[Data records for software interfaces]
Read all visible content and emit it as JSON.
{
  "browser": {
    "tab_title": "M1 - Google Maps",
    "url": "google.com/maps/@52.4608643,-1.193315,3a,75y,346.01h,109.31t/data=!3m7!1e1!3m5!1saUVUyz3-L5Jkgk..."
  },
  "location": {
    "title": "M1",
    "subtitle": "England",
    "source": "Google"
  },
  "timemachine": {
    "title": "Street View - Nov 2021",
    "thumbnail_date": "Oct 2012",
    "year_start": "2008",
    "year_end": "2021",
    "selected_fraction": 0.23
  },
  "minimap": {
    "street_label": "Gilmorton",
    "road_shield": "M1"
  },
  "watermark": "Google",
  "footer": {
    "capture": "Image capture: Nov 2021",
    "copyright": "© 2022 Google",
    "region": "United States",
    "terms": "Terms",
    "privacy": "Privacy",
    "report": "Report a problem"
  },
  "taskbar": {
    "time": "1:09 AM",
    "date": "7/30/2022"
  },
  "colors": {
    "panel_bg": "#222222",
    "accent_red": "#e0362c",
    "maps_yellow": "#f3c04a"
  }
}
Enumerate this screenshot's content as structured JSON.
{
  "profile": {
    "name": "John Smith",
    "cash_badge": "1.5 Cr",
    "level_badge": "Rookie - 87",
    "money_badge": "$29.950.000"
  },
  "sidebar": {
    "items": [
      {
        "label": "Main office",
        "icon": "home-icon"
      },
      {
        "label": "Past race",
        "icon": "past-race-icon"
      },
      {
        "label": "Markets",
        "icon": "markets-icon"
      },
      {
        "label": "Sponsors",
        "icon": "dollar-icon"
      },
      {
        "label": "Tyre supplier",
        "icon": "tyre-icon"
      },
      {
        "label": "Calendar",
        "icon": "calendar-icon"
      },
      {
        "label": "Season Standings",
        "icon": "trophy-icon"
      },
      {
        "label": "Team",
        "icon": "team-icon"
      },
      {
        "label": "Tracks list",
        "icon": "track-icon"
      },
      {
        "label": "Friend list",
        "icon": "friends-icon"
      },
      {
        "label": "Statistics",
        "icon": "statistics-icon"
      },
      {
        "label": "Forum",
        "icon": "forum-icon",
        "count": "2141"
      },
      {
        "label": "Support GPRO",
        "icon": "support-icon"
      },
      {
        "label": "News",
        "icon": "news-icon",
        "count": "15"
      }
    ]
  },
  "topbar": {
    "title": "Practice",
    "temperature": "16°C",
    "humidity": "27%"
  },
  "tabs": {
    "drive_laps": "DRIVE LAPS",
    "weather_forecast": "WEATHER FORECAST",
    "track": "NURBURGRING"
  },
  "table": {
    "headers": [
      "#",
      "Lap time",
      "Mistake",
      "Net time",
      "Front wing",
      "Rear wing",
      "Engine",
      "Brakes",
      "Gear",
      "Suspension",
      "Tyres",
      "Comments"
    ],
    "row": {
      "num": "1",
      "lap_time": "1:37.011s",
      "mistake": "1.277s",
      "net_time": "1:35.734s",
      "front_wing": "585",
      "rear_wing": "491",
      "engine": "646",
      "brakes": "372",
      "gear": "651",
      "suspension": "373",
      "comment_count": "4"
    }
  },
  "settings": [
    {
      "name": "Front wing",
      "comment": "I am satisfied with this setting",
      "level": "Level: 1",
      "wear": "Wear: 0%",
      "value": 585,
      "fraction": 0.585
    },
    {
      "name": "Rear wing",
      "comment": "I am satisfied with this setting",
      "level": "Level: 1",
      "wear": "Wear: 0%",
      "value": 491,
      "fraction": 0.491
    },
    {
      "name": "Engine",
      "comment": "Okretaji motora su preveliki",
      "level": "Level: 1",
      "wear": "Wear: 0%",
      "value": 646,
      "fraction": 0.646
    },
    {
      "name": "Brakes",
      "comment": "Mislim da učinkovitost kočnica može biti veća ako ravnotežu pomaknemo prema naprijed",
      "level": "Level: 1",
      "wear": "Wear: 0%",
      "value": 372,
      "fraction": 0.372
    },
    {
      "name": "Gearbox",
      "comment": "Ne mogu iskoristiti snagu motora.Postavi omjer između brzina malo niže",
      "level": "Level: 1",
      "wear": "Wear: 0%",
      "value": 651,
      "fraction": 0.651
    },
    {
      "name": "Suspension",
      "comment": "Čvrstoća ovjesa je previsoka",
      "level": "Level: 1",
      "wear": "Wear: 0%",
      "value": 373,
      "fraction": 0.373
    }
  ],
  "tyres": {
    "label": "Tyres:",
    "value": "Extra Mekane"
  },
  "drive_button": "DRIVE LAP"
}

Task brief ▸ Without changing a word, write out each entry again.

Your solution ▸
Read all visible content and emit it as JSON.
{
  "browser": {
    "tab_title": "M1 - Google Maps",
    "url": "google.com/maps/@52.4608643,-1.193315,3a,75y,346.01h,109.31t/data=!3m7!1e1!3m5!1saUVUyz3-L5Jkgk..."
  },
  "location": {
    "title": "M1",
    "subtitle": "England",
    "source": "Google"
  },
  "timemachine": {
    "title": "Street View - Nov 2021",
    "thumbnail_date": "Oct 2012",
    "year_start": "2008",
    "year_end": "2021",
    "selected_fraction": 0.23
  },
  "minimap": {
    "street_label": "Gilmorton",
    "road_shield": "M1"
  },
  "watermark": "Google",
  "footer": {
    "capture": "Image capture: Nov 2021",
    "copyright": "© 2022 Google",
    "region": "United States",
    "terms": "Terms",
    "privacy": "Privacy",
    "report": "Report a problem"
  },
  "taskbar": {
    "time": "1:09 AM",
    "date": "7/30/2022"
  },
  "colors": {
    "panel_bg": "#222222",
    "accent_red": "#e0362c",
    "maps_yellow": "#f3c04a"
  }
}
Enumerate this screenshot's content as structured JSON.
{
  "profile": {
    "name": "John Smith",
    "cash_badge": "1.5 Cr",
    "level_badge": "Rookie - 87",
    "money_badge": "$29.950.000"
  },
  "sidebar": {
    "items": [
      {
        "label": "Main office",
        "icon": "home-icon"
      },
      {
        "label": "Past race",
        "icon": "past-race-icon"
      },
      {
        "label": "Markets",
        "icon": "markets-icon"
      },
      {
        "label": "Sponsors",
        "icon": "dollar-icon"
      },
      {
        "label": "Tyre supplier",
        "icon": "tyre-icon"
      },
      {
        "label": "Calendar",
        "icon": "calendar-icon"
      },
      {
        "label": "Season Standings",
        "icon": "trophy-icon"
      },
      {
        "label": "Team",
        "icon": "team-icon"
      },
      {
        "label": "Tracks list",
        "icon": "track-icon"
      },
      {
        "label": "Friend list",
        "icon": "friends-icon"
      },
      {
        "label": "Statistics",
        "icon": "statistics-icon"
      },
      {
        "label": "Forum",
        "icon": "forum-icon",
        "count": "2141"
      },
      {
        "label": "Support GPRO",
        "icon": "support-icon"
      },
      {
        "label": "News",
        "icon": "news-icon",
        "count": "15"
      }
    ]
  },
  "topbar": {
    "title": "Practice",
    "temperature": "16°C",
    "humidity": "27%"
  },
  "tabs": {
    "drive_laps": "DRIVE LAPS",
    "weather_forecast": "WEATHER FORECAST",
    "track": "NURBURGRING"
  },
  "table": {
    "headers": [
      "#",
      "Lap time",
      "Mistake",
      "Net time",
      "Front wing",
      "Rear wing",
      "Engine",
      "Brakes",
      "Gear",
      "Suspension",
      "Tyres",
      "Comments"
    ],
    "row": {
      "num": "1",
      "lap_time": "1:37.011s",
      "mistake": "1.277s",
      "net_time": "1:35.734s",
      "front_wing": "585",
      "rear_wing": "491",
      "engine": "646",
      "brakes": "372",
      "gear": "651",
      "suspension": "373",
      "comment_count": "4"
    }
  },
  "settings": [
    {
      "name": "Front wing",
      "comment": "I am satisfied with this setting",
      "level": "Level: 1",
      "wear": "Wear: 0%",
      "value": 585,
      "fraction": 0.585
    },
    {
      "name": "Rear wing",
      "comment": "I am satisfied with this setting",
      "level": "Level: 1",
      "wear": "Wear: 0%",
      "value": 491,
      "fraction": 0.491
    },
    {
      "name": "Engine",
      "comment": "Okretaji motora su preveliki",
      "level": "Level: 1",
      "wear": "Wear: 0%",
      "value": 646,
      "fraction": 0.646
    },
    {
      "name": "Brakes",
      "comment": "Mislim da učinkovitost kočnica može biti veća ako ravnotežu pomaknemo prema naprijed",
      "level": "Level: 1",
      "wear": "Wear: 0%",
      "value": 372,
      "fraction": 0.372
    },
    {
      "name": "Gearbox",
      "comment": "Ne mogu iskoristiti snagu motora.Postavi omjer između brzina malo niže",
      "level": "Level: 1",
      "wear": "Wear: 0%",
      "value": 651,
      "fraction": 0.651
    },
    {
      "name": "Suspension",
      "comment": "Čvrstoća ovjesa je previsoka",
      "level": "Level: 1",
      "wear": "Wear: 0%",
      "value": 373,
      "fraction": 0.373
    }
  ],
  "tyres": {
    "label": "Tyres:",
    "value": "Extra Mekane"
  },
  "drive_button": "DRIVE LAP"
}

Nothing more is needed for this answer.